No One Checks Medical Donations
In a continuing investigation of bad charities, a team of reporters looks at how such groups improve the appearance of their balance sheet by claiming they have sent millions of dollars’ worth of medical supplies to impoverished countries.
Some of the groups use a for-profit company to make the arrangements, for a fee: Charity Services International.
The investigation -- by the Tampa Bay Times, the Center for Investigative Reporting and CNN -- found little evidence that the company actually shipped what it claimed: $40 million worth of medical supplies to Guatemala in the year the team studied, 2010 (paywall alert).
Because neither the U.S. nor Guatemalan customs officers checked what was actually shipped, the reporters found it was impossible to say what was actually sent and what it was really worth. But in Guatemala, they could find no evidence that a major influx of medical supplies occurred.

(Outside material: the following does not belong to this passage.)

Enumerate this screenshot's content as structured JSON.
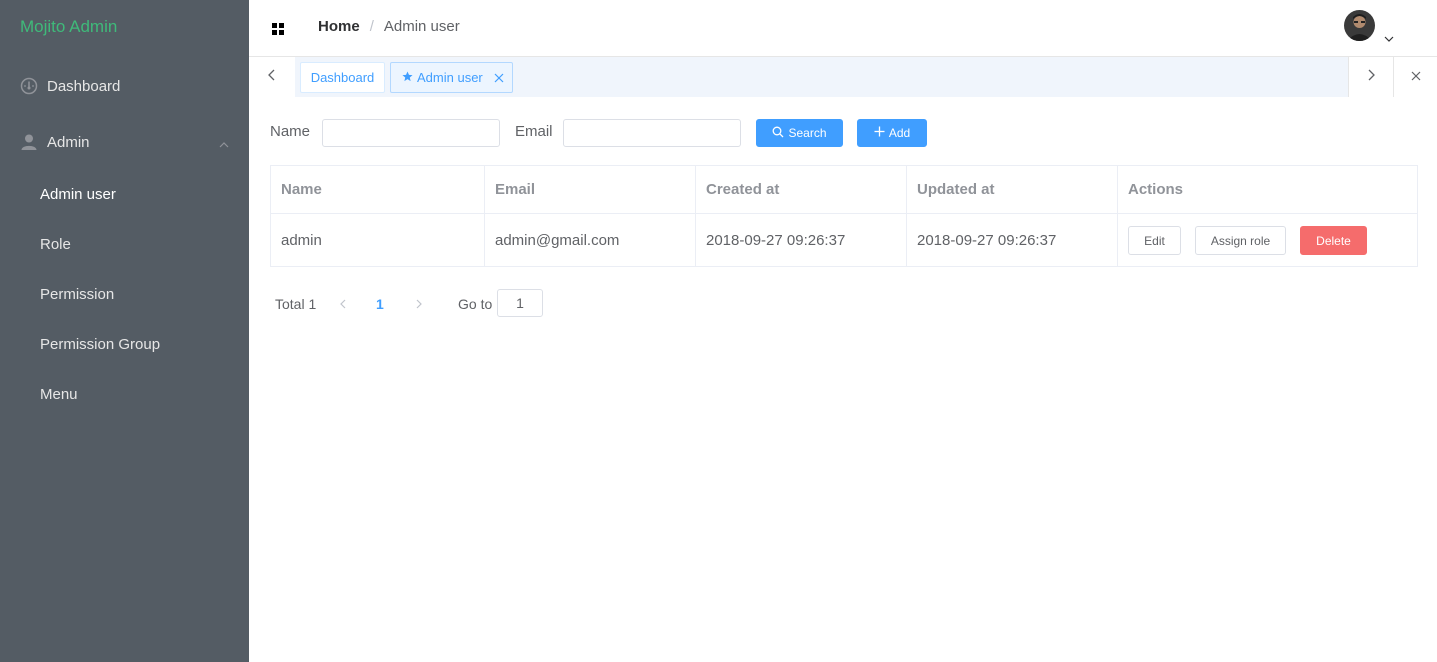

The deal with the middleman company would enable the charities to use the claimed donations to offset the millions they actually paid professional fund-raising companies and in salaries to their own executives. This would help the charities pass muster if the IRS or some state agency were to investigate.
Five of the 15 charities that used the middleman company in the year studied were on the list of “America’s Worst Charities,” identified by the same reporting team last year. A Florida-based charity, Kids' Wish Network, was judged worst, in that it spent only 3 percent of its income on its mission, with the rest going to the fundraising organization.
The televised version of the report will appear on the CNN show Anderson Cooper’s AC360 at 8 p.m. Wednesday and Thursday.